After the police removed evidence from the home, and a company called Aftermath scrubbed the floors, the house sat silent last week. A silver Lexus SUV and a gray Ford SUV were parked in the driveway, each adorned with a sticker for Woodward Academy, the elite private high school from which Erin and Chris graduated. The blinds of the house were drawn.
Neither the family nor the police have publicly offered any motivation for the murders. Marsha’s siblings declined interviews, but others who witnessed the family from afar described her as a particularly devoted mother.
“She did everything with her children, everything,” said Brenda Edwards, an aunt by marriage to Erin and Chris. “She stayed home, raised their kids. She even helped me out with my children.”
She was protective, maybe almost to a fault.

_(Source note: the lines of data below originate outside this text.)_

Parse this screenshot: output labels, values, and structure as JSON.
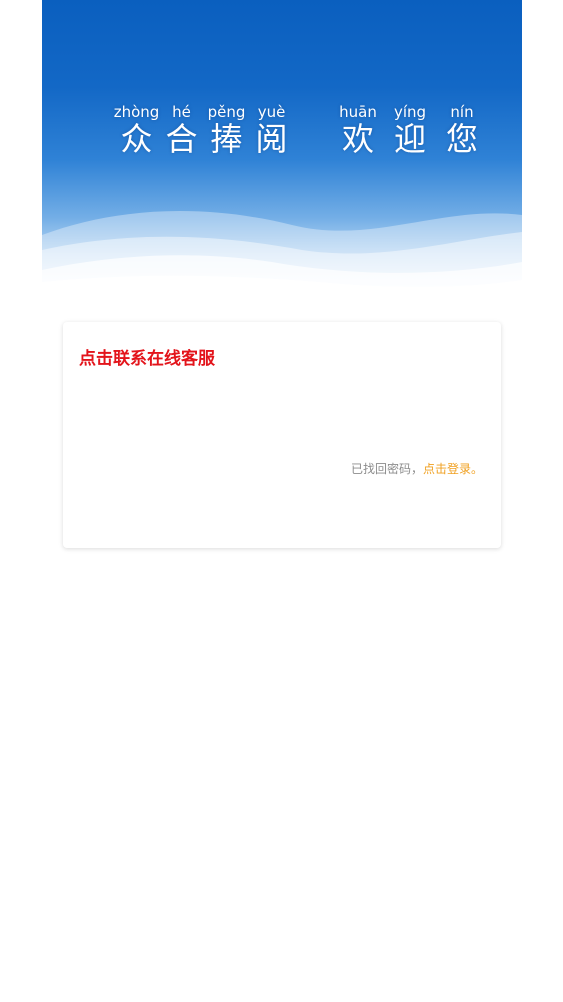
{
  "banner": {
    "left_phrase": [
      {
        "pinyin": "zhòng",
        "hanzi": "众"
      },
      {
        "pinyin": "hé",
        "hanzi": "合"
      },
      {
        "pinyin": "pěng",
        "hanzi": "捧"
      },
      {
        "pinyin": "yuè",
        "hanzi": "阅"
      }
    ],
    "right_phrase": [
      {
        "pinyin": "huān",
        "hanzi": "欢"
      },
      {
        "pinyin": "yíng",
        "hanzi": "迎"
      },
      {
        "pinyin": "nín",
        "hanzi": "您"
      }
    ]
  },
  "card": {
    "contact_link": "点击联系在线客服",
    "recovered_text": "已找回密码，",
    "login_link": "点击登录。"
  },
  "colors": {
    "banner_top": "#0a5fbf",
    "contact_red": "#e3141b",
    "login_orange": "#f0a020",
    "muted_gray": "#8c8c8c"
  }
}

Once, when Erin was at BU, she mentioned to her mother that she was planning to take the bus to New York City for the weekend, said Thelemaque, Erin’s friend.
“Her mom’s like, ‘I’m not going to let you take a bus. What if something happens to you?’ ” Thelemaque recalled.

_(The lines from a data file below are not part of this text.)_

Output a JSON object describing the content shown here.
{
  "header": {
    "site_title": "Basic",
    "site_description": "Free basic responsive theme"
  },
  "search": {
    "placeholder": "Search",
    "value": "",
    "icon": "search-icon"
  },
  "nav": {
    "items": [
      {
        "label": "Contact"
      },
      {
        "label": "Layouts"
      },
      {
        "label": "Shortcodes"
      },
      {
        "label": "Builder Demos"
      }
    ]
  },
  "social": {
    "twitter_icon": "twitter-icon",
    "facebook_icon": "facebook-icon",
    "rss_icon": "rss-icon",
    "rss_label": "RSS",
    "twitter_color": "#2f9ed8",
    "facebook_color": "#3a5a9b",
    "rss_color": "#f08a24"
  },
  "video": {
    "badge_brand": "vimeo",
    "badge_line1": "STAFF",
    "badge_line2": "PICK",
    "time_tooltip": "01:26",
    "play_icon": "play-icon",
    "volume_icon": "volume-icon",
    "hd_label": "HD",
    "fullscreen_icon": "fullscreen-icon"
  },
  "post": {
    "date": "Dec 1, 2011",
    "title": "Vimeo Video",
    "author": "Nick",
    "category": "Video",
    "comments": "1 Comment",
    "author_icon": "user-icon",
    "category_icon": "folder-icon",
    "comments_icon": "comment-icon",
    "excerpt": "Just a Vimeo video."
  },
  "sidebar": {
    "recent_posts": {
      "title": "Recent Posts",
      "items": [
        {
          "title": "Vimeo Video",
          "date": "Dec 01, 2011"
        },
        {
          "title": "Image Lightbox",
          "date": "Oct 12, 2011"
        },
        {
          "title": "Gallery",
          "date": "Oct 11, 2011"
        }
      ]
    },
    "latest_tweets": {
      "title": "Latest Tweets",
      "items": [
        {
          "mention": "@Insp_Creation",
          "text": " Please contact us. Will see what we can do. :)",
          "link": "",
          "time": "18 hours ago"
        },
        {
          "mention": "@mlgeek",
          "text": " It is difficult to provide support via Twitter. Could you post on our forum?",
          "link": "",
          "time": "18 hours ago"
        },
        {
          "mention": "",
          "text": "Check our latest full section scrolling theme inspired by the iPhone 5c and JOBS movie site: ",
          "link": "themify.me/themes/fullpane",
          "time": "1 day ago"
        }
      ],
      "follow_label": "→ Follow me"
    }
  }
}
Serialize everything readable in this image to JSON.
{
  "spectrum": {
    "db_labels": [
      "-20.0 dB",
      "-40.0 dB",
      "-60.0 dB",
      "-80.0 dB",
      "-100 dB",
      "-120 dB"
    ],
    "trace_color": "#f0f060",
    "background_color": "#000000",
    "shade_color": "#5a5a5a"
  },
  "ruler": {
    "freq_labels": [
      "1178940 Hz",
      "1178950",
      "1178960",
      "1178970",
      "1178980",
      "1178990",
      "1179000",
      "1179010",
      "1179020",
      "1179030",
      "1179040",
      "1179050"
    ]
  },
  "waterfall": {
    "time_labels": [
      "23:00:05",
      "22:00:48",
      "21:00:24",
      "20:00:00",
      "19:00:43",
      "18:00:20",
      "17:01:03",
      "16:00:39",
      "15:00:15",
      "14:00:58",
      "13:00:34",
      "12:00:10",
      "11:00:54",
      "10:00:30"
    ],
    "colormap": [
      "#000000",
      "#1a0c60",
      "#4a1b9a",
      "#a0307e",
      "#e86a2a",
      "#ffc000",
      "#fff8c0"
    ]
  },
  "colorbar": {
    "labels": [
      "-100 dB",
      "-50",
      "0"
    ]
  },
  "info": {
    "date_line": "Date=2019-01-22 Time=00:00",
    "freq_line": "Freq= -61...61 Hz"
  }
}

On social media, Marsha presented herself as a mother who adored her children and delighted in their accomplishments. In June, she posted a photo of herself with her arms around them, captioned, “Sending birthday wishes to my June Blessings. #mybestguy #mybestgirl.” In an Instagram post time-stamped Aug. 21, the day the police found the bodies, Marsha wrote: “I’ve had the best summer, first with Chris in Miami, and Erin in Italy. I could not ask for better children.”
And her children seemed to love their mother fiercely in return. In April, Erin posted on Facebook about an award her mother was receiving. “I could not be more proud of my mother,” she wrote, describing her as “the hardest working person I know, and the best mother of all time.”
Christopher and Marsha Edwards divorced in 2012, but to some onlookers they seemed to remain on good terms. During Erin’s freshman year at BU, they came to visit Boston together and took Erin and friends out to a fancy meal in the North End, according to Thelemaque.
“When we went out to dinner, they were very friendly with each other,” Thelemaque said.
Court records offer more details about the marriage. In 2000, Christopher Edwards filed for divorce, and the court granted his request in 2002, records show. But in 2007, the couple returned to court and requested that the divorce judgment be set aside, saying they reconciled shortly after their divorce was finalized and had been living together as husband and wife. A judge granted the request, records show, but five years later the couple divorced again. Christopher Edwards now has a significant other, his spokesman confirmed.
In the aftermath of the deaths, people whispered and wondered and prayed and wept. A few talked about ever-present violence in the world. Others spoke of eternal life, and the Lord’s wisdom. Why had it happened? What hadn’t they understood?
In the end, many were left only with scattered facts and images, a puzzle defined by its missing pieces. How Chris sometimes stayed up all night playing video games. How Erin was elated when she had her first story on the front page of the college paper. The portraits. The gunshots. An empty house, two cars still in the driveway.
A video, which Thelemaque shared with the Globe, shows Erin sitting in a student center at BU, wearing a T-shirt that says “Black Girls are the Purest Form of Art.” She is lip-syncing to a Jill Scott song, and then, after a few seconds, she stands up and begins to dance in earnest, throwing her arms up, tossing her black curls.